Norah: Next think about the cyberware options on the playbook. While you do that, think about the two questions I’m going to ask you. The first is “why did you decide to get part of your body cut out and replaced with chrome and circuity?” and the second is “how did you afford to have that done?” The first question is open ended and theres a list of options to use as inspiration: prosthetic, forced, loyalty, enthusiasm, necessity, junkie, genetics, career, ideology, memory, military. The second question has three choices: Did you scrimp and save and buy it yourself, in which case it’s not very good and there are a list of options to choose from there. Did someone else pay for it, and now they own you? Or did someone else pay for it, but you’ve skipped out on whatever deal you had and now you’re hunted? If you’re owned or hunted, choose which corporation owns or hunts you.

John (playing Oakley): I chose synthetic nerves for Oakley. He knew that if he wanted t be more than an expendable security grnut, he had to get some mods, so he signed a lifetime contract with… he looks at the list of Corporations established in Step 0… Shanghai Security.

Norah (MC): So do you still work for them or are they after you now?

John: Oh, yeah, I skipped out on my contract after two years doing covert ops in Central Asia, went AWOL and now I’m hunted.

Norah writes down that Oakley is hunted by Shanghai Security on her MC sheet.

Norah: How about Hub, what cyberware does he have?

Takumi (playing Hub): Hub is always plugged in; he has a cybercom unit with the +encrypted and +jamming tags. He got burned real bad on a job in Peru and his whole team got killed by a Shanghai Security response team because their pointman lost his radio down a ravine. He vowed never to be seperated from the global communications net again. He was working for HelixTec at the time, and they paid for it. He’s owned.

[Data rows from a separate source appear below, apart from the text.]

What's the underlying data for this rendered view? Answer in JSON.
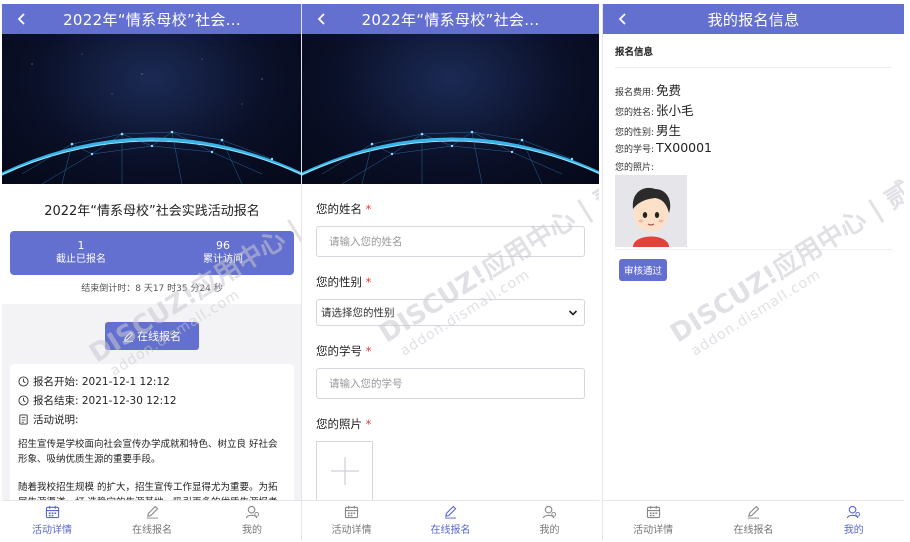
{
  "colors": {
    "primary": "#6470cf",
    "required": "#e23a3a"
  },
  "panel1": {
    "title": "2022年“情系母校”社会...",
    "heading": "2022年“情系母校”社会实践活动报名",
    "stats": [
      {
        "value": "1",
        "label": "截止已报名"
      },
      {
        "value": "96",
        "label": "累计访问"
      }
    ],
    "countdown": "结束倒计时：8 天17 时35 分24 秒",
    "signup_button": "在线报名",
    "start_row": "报名开始: 2021-12-1 12:12",
    "end_row": "报名结束: 2021-12-30 12:12",
    "desc_label": "活动说明:",
    "paragraph1": "招生宣传是学校面向社会宣传办学成就和特色、树立良 好社会形象、吸纳优质生源的重要手段。",
    "paragraph2": "随着我校招生规模 的扩大，招生宣传工作显得尤为重要。为拓展生源渠道，打 造稳定的生源基地，吸引更多的优质生源报考我"
  },
  "panel2": {
    "title": "2022年“情系母校”社会...",
    "name_label": "您的姓名",
    "name_placeholder": "请输入您的姓名",
    "gender_label": "您的性别",
    "gender_selected": "请选择您的性别",
    "id_label": "您的学号",
    "id_placeholder": "请输入您的学号",
    "photo_label": "您的照片",
    "required_mark": "*"
  },
  "panel3": {
    "title": "我的报名信息",
    "section": "报名信息",
    "fee_label": "报名费用:",
    "fee_value": "免费",
    "name_label": "您的姓名:",
    "name_value": "张小毛",
    "gender_label": "您的性别:",
    "gender_value": "男生",
    "id_label": "您的学号:",
    "id_value": "TX00001",
    "photo_label": "您的照片:",
    "status_button": "审核通过"
  },
  "tabs": {
    "detail": "活动详情",
    "signup": "在线报名",
    "mine": "我的"
  },
  "watermark": {
    "line1": "DISCUZ!应用中心 | 贰道",
    "line2": "addon.dismall.com"
  }
}
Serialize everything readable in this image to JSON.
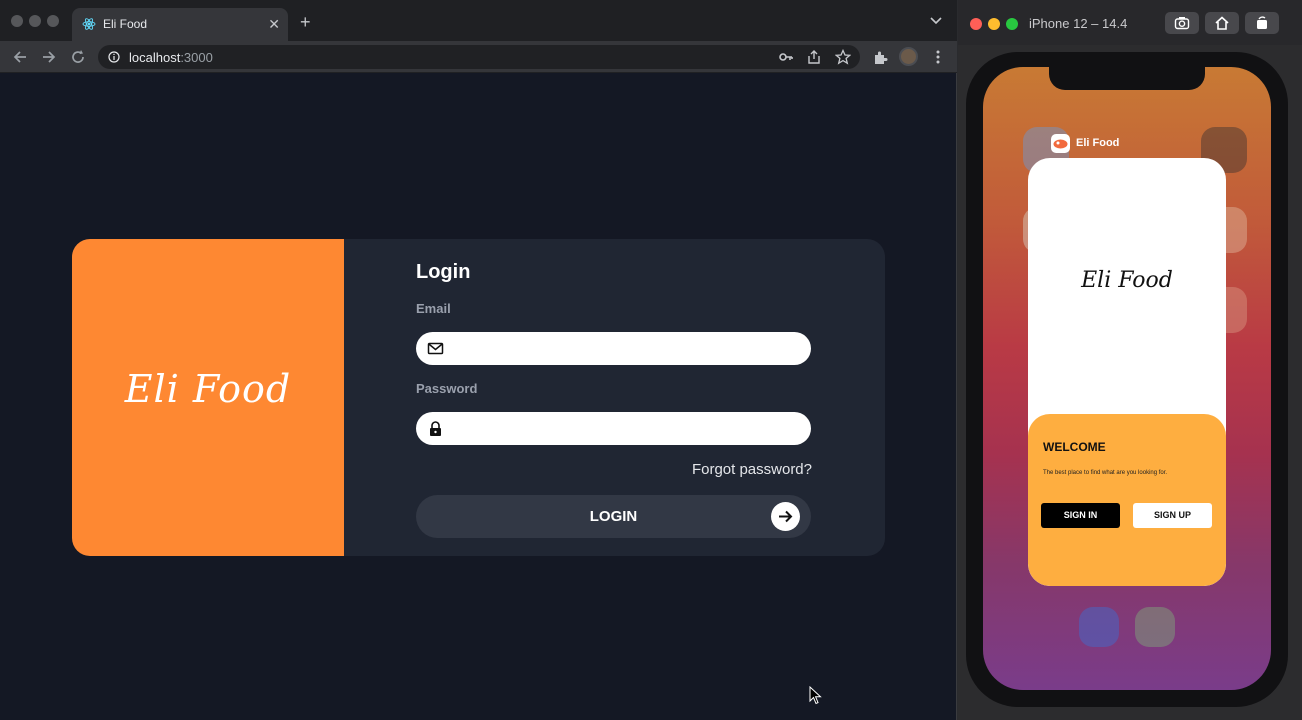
{
  "browser": {
    "tab_title": "Eli Food",
    "url_host": "localhost",
    "url_port": ":3000",
    "icons": [
      "back-icon",
      "forward-icon",
      "reload-icon",
      "info-icon",
      "key-icon",
      "share-icon",
      "star-icon",
      "extensions-icon",
      "menu-icon"
    ]
  },
  "login": {
    "brand": "Eli Food",
    "title": "Login",
    "email_label": "Email",
    "email_value": "",
    "password_label": "Password",
    "password_value": "",
    "forgot": "Forgot password?",
    "button": "LOGIN"
  },
  "simulator": {
    "title": "iPhone 12 – 14.4",
    "app_name": "Eli Food",
    "app_logo": "Eli Food",
    "welcome_title": "WELCOME",
    "welcome_subtitle": "The best place to find what are you looking for.",
    "signin": "SIGN IN",
    "signup": "SIGN UP"
  },
  "colors": {
    "brand_orange": "#fe8832",
    "card_bg": "#202633",
    "page_bg": "#141824",
    "mobile_panel": "#feae40"
  }
}
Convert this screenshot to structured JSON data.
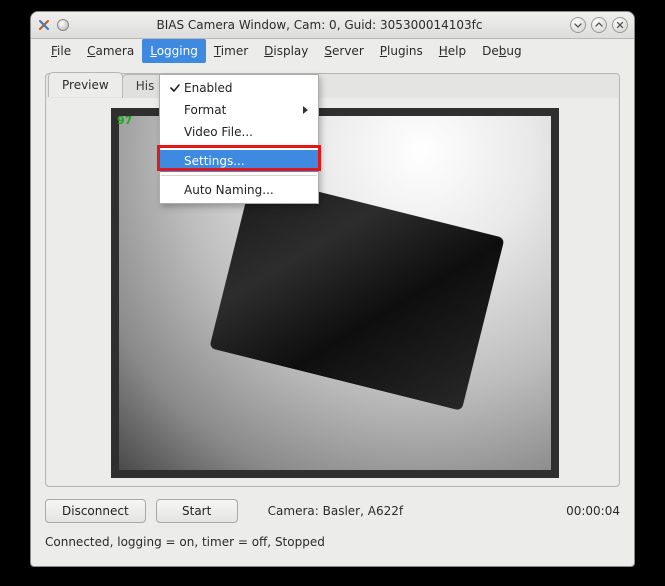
{
  "titlebar": {
    "title": "BIAS Camera Window, Cam: 0, Guid: 305300014103fc"
  },
  "menubar": {
    "file": "File",
    "file_ul": "F",
    "camera": "Camera",
    "camera_ul": "C",
    "logging": "Logging",
    "logging_ul": "L",
    "timer": "Timer",
    "timer_ul": "T",
    "display": "Display",
    "display_ul": "D",
    "server": "Server",
    "server_ul": "S",
    "plugins": "Plugins",
    "plugins_ul": "P",
    "help": "Help",
    "help_ul": "H",
    "debug": "Debug",
    "debug_ul": "b"
  },
  "tabs": {
    "preview": "Preview",
    "histogram": "Histogram",
    "histogram_short": "His"
  },
  "preview": {
    "fps": "97"
  },
  "logging_menu": {
    "enabled": "Enabled",
    "format": "Format",
    "video_file": "Video File...",
    "settings": "Settings...",
    "auto_naming": "Auto Naming..."
  },
  "bottom": {
    "disconnect": "Disconnect",
    "start": "Start",
    "camera_label": "Camera:  Basler,  A622f",
    "timecode": "00:00:04"
  },
  "status": "Connected, logging = on, timer = off, Stopped"
}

Norah writes down that Hub is owned by HelixTec.

Sarah (playing Zero): I’ll go next! Zero has skillwires. Her nervous system got messed up by a toxic contamination even when she was a teenager. Ecuadine Petrochem compensated the victims, but the medical care either tied them into a debt spiral to pay for the for proprietary medicine, or forced them into what amounted to indentured servitude to pay off the skillwires that gave them back full motor control. Zero always hated Ecuadine and as soon as she could she slipped under the radar and out of their grasp.

Norah: So she’s hunted?

Sarah: Yup!

Norah writes down that Zero is hunted by Ecuadine Petrochem.

Aanya (playing Core): Okay, lucky last… Core has data storage and interface hardware.He has a row of interface jacks down his left temple, and a series of memory card slots down his right. He designed and built it all himself and had a friend install it.

Norah: Core’s friend performed brain surgery on him?

Aanya: Yeah, she’s a black clinic cybersurgeon.

Norah: Sounds like a good person to know! Since you paid for it yourself you have to pick a negative tag. Is it +unreliable, +substandard, +damaging or does it suffer from +hardware decay?

Aanya: It runs too hot and is slowly frying her brain. Damaging.

Norah: Nasty!

Norah writes down that Core’s data storage and interface cyberwear is damaging.